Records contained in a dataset
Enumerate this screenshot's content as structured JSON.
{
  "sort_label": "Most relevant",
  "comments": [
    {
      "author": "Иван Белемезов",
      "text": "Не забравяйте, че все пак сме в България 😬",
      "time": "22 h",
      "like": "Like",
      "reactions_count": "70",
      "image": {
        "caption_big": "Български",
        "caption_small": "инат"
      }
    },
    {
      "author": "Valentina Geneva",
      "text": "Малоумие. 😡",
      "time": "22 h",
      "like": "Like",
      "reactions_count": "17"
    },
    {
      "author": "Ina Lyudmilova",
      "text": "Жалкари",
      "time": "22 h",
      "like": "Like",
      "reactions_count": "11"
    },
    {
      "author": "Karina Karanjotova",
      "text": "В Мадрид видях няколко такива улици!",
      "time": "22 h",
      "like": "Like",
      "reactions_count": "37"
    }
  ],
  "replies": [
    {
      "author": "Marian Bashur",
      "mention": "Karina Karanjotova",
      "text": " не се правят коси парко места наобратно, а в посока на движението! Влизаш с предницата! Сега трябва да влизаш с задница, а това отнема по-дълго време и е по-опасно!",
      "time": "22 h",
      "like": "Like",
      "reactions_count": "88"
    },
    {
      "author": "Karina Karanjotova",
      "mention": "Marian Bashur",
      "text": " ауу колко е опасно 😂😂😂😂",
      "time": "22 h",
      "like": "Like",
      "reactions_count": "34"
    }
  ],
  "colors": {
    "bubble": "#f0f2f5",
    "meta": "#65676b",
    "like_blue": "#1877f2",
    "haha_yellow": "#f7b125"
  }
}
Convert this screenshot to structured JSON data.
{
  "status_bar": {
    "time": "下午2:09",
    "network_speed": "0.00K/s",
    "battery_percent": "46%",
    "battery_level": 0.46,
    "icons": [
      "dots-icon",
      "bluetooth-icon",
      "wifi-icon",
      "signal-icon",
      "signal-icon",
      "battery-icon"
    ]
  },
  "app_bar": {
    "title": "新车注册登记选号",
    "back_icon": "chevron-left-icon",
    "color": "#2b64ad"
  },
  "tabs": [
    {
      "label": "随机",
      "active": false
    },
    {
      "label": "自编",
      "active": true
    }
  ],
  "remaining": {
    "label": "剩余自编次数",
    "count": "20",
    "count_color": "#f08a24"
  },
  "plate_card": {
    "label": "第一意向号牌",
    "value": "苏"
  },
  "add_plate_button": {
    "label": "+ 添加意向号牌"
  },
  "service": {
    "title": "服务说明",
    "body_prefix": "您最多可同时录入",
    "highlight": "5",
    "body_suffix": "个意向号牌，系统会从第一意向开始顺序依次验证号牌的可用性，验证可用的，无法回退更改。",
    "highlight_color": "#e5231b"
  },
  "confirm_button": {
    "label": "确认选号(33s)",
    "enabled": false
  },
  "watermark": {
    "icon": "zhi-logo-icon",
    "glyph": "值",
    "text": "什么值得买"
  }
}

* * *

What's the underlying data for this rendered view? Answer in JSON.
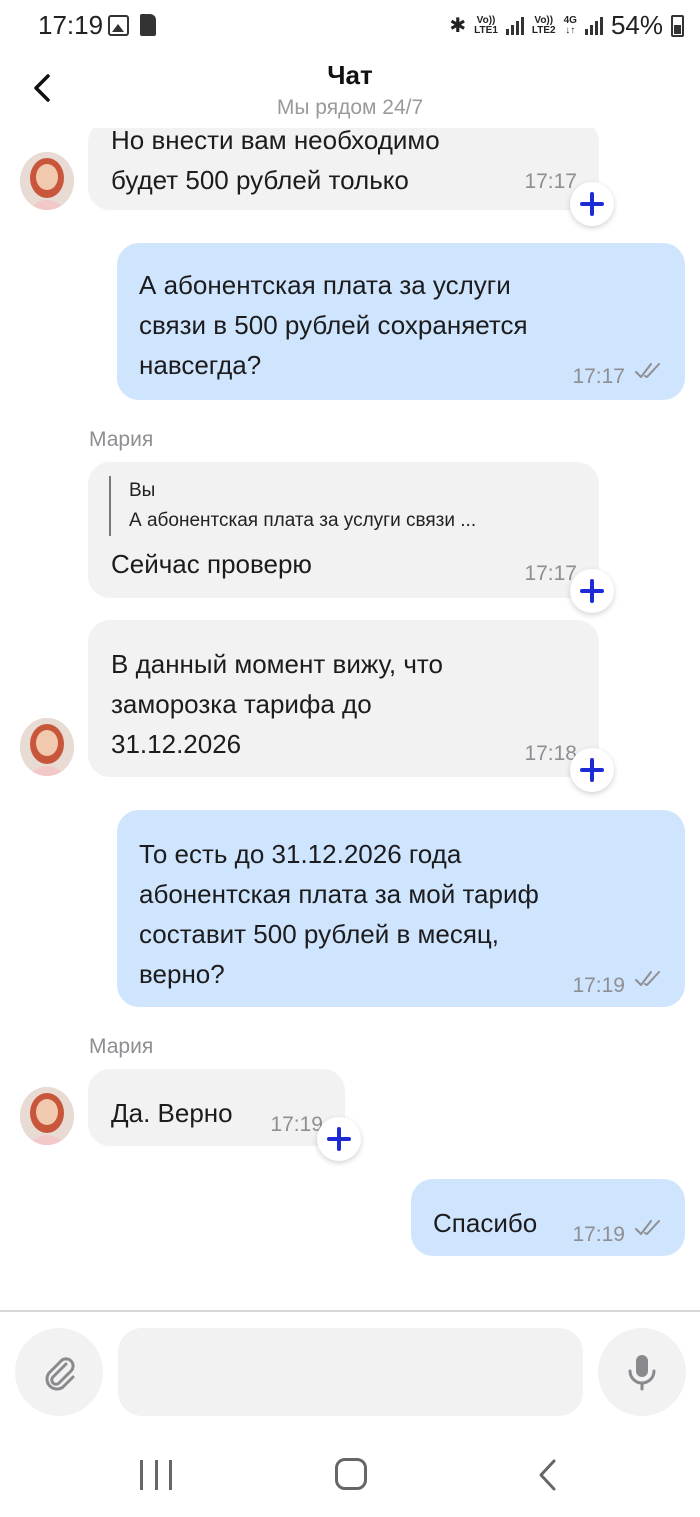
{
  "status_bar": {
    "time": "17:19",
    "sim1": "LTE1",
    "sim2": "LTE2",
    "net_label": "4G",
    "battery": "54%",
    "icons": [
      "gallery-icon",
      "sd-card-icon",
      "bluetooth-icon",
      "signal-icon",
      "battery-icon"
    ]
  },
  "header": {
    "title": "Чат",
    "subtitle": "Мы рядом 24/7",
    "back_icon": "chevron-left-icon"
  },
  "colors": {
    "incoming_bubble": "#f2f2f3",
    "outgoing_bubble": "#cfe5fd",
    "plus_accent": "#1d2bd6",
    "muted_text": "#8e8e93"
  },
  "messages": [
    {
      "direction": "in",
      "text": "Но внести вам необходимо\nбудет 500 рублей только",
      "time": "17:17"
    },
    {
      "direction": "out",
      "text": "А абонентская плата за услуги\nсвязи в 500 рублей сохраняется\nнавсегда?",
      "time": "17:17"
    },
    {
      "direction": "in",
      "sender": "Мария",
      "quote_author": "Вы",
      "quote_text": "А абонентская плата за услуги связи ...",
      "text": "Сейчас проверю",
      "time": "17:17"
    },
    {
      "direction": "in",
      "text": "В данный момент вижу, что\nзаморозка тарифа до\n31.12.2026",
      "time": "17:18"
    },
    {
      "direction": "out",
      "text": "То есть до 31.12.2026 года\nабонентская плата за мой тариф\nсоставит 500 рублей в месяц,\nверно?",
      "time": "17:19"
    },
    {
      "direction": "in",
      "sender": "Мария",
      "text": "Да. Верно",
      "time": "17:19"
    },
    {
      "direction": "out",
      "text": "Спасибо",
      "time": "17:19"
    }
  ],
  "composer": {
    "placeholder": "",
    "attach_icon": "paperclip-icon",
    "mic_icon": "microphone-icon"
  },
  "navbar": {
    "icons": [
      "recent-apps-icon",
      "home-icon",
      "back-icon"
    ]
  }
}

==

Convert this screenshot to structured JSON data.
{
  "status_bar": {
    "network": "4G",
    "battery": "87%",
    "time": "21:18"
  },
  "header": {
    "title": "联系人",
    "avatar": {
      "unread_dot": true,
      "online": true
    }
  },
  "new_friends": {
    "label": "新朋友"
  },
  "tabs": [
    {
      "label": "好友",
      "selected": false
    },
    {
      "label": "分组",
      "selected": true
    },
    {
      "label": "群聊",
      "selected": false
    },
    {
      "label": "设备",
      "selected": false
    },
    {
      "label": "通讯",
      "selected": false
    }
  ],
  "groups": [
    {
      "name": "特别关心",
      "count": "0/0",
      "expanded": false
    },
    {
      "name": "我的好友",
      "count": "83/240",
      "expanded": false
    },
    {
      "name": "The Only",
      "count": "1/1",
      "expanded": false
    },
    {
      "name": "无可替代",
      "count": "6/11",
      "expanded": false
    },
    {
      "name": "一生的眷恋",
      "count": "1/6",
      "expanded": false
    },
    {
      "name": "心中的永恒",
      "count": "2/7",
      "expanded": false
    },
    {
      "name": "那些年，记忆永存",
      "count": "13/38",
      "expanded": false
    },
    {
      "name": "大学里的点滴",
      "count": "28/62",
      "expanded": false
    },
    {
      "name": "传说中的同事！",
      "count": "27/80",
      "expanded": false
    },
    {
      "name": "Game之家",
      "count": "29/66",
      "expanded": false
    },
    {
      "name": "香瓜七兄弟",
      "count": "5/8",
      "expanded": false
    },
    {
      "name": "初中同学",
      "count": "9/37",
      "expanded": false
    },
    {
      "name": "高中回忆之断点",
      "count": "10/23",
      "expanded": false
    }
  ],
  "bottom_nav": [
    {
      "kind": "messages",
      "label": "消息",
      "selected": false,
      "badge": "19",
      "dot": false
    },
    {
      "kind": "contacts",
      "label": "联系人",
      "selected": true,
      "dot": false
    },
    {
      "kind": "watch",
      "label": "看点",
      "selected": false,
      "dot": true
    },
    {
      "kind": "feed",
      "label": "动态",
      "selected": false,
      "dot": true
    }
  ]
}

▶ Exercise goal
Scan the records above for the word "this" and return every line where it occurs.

▶ Response area
Enumerate this screenshot's content as structured JSON.
Convert this screenshot to structured JSON data.
What's the underlying data for this rendered view? Answer in JSON.
Convert this screenshot to structured JSON data.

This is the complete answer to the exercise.